(Excerpted data begins)
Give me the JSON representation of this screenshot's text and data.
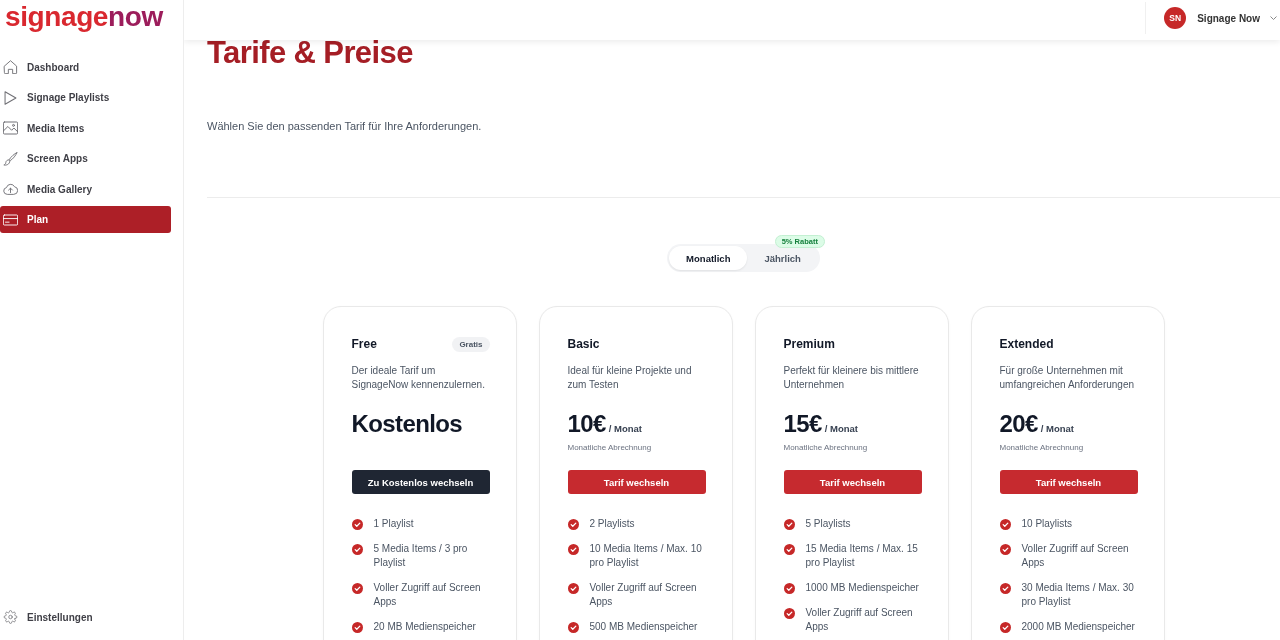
{
  "logo": {
    "text": "signage",
    "accent": "now"
  },
  "sidebar": {
    "items": [
      {
        "label": "Dashboard",
        "selected": false
      },
      {
        "label": "Signage Playlists",
        "selected": false
      },
      {
        "label": "Media Items",
        "selected": false
      },
      {
        "label": "Screen Apps",
        "selected": false
      },
      {
        "label": "Media Gallery",
        "selected": false
      },
      {
        "label": "Plan",
        "selected": true
      }
    ],
    "footer_item": {
      "label": "Einstellungen"
    }
  },
  "header": {
    "user": {
      "initials": "SN",
      "name": "Signage Now"
    }
  },
  "page": {
    "title": "Tarife & Preise",
    "subtitle": "Wählen Sie den passenden Tarif für Ihre Anforderungen."
  },
  "billing_toggle": {
    "options": [
      {
        "label": "Monatlich",
        "selected": true
      },
      {
        "label": "Jährlich",
        "selected": false
      }
    ],
    "badge": "5% Rabatt"
  },
  "plans": [
    {
      "name": "Free",
      "badge": "Gratis",
      "description": "Der ideale Tarif um SignageNow kennenzulernen.",
      "price": "Kostenlos",
      "button": {
        "label": "Zu Kostenlos wechseln",
        "kind": "dark"
      },
      "features": [
        "1 Playlist",
        "5 Media Items / 3 pro Playlist",
        "Voller Zugriff auf Screen Apps",
        "20 MB Medienspeicher"
      ]
    },
    {
      "name": "Basic",
      "description": "Ideal für kleine Projekte und zum Testen",
      "price": "10€",
      "period": "/ Monat",
      "billing_note": "Monatliche Abrechnung",
      "button": {
        "label": "Tarif wechseln",
        "kind": "primary"
      },
      "features": [
        "2 Playlists",
        "10 Media Items / Max. 10 pro Playlist",
        "Voller Zugriff auf Screen Apps",
        "500 MB Medienspeicher"
      ]
    },
    {
      "name": "Premium",
      "description": "Perfekt für kleinere bis mittlere Unternehmen",
      "price": "15€",
      "period": "/ Monat",
      "billing_note": "Monatliche Abrechnung",
      "button": {
        "label": "Tarif wechseln",
        "kind": "primary"
      },
      "features": [
        "5 Playlists",
        "15 Media Items / Max. 15 pro Playlist",
        "1000 MB Medienspeicher",
        "Voller Zugriff auf Screen Apps"
      ]
    },
    {
      "name": "Extended",
      "description": "Für große Unternehmen mit umfangreichen Anforderungen",
      "price": "20€",
      "period": "/ Monat",
      "billing_note": "Monatliche Abrechnung",
      "button": {
        "label": "Tarif wechseln",
        "kind": "primary"
      },
      "features": [
        "10 Playlists",
        "Voller Zugriff auf Screen Apps",
        "30 Media Items / Max. 30 pro Playlist",
        "2000 MB Medienspeicher"
      ]
    }
  ]
}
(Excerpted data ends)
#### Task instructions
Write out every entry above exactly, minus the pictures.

#### Result
Give me the JSON representation of this screenshot's text and data.
{
  "logo": {
    "text": "signage",
    "accent": "now"
  },
  "sidebar": {
    "items": [
      {
        "label": "Dashboard",
        "selected": false
      },
      {
        "label": "Signage Playlists",
        "selected": false
      },
      {
        "label": "Media Items",
        "selected": false
      },
      {
        "label": "Screen Apps",
        "selected": false
      },
      {
        "label": "Media Gallery",
        "selected": false
      },
      {
        "label": "Plan",
        "selected": true
      }
    ],
    "footer_item": {
      "label": "Einstellungen"
    }
  },
  "header": {
    "user": {
      "initials": "SN",
      "name": "Signage Now"
    }
  },
  "page": {
    "title": "Tarife & Preise",
    "subtitle": "Wählen Sie den passenden Tarif für Ihre Anforderungen."
  },
  "billing_toggle": {
    "options": [
      {
        "label": "Monatlich",
        "selected": true
      },
      {
        "label": "Jährlich",
        "selected": false
      }
    ],
    "badge": "5% Rabatt"
  },
  "plans": [
    {
      "name": "Free",
      "badge": "Gratis",
      "description": "Der ideale Tarif um SignageNow kennenzulernen.",
      "price": "Kostenlos",
      "button": {
        "label": "Zu Kostenlos wechseln",
        "kind": "dark"
      },
      "features": [
        "1 Playlist",
        "5 Media Items / 3 pro Playlist",
        "Voller Zugriff auf Screen Apps",
        "20 MB Medienspeicher"
      ]
    },
    {
      "name": "Basic",
      "description": "Ideal für kleine Projekte und zum Testen",
      "price": "10€",
      "period": "/ Monat",
      "billing_note": "Monatliche Abrechnung",
      "button": {
        "label": "Tarif wechseln",
        "kind": "primary"
      },
      "features": [
        "2 Playlists",
        "10 Media Items / Max. 10 pro Playlist",
        "Voller Zugriff auf Screen Apps",
        "500 MB Medienspeicher"
      ]
    },
    {
      "name": "Premium",
      "description": "Perfekt für kleinere bis mittlere Unternehmen",
      "price": "15€",
      "period": "/ Monat",
      "billing_note": "Monatliche Abrechnung",
      "button": {
        "label": "Tarif wechseln",
        "kind": "primary"
      },
      "features": [
        "5 Playlists",
        "15 Media Items / Max. 15 pro Playlist",
        "1000 MB Medienspeicher",
        "Voller Zugriff auf Screen Apps"
      ]
    },
    {
      "name": "Extended",
      "description": "Für große Unternehmen mit umfangreichen Anforderungen",
      "price": "20€",
      "period": "/ Monat",
      "billing_note": "Monatliche Abrechnung",
      "button": {
        "label": "Tarif wechseln",
        "kind": "primary"
      },
      "features": [
        "10 Playlists",
        "Voller Zugriff auf Screen Apps",
        "30 Media Items / Max. 30 pro Playlist",
        "2000 MB Medienspeicher"
      ]
    }
  ]
}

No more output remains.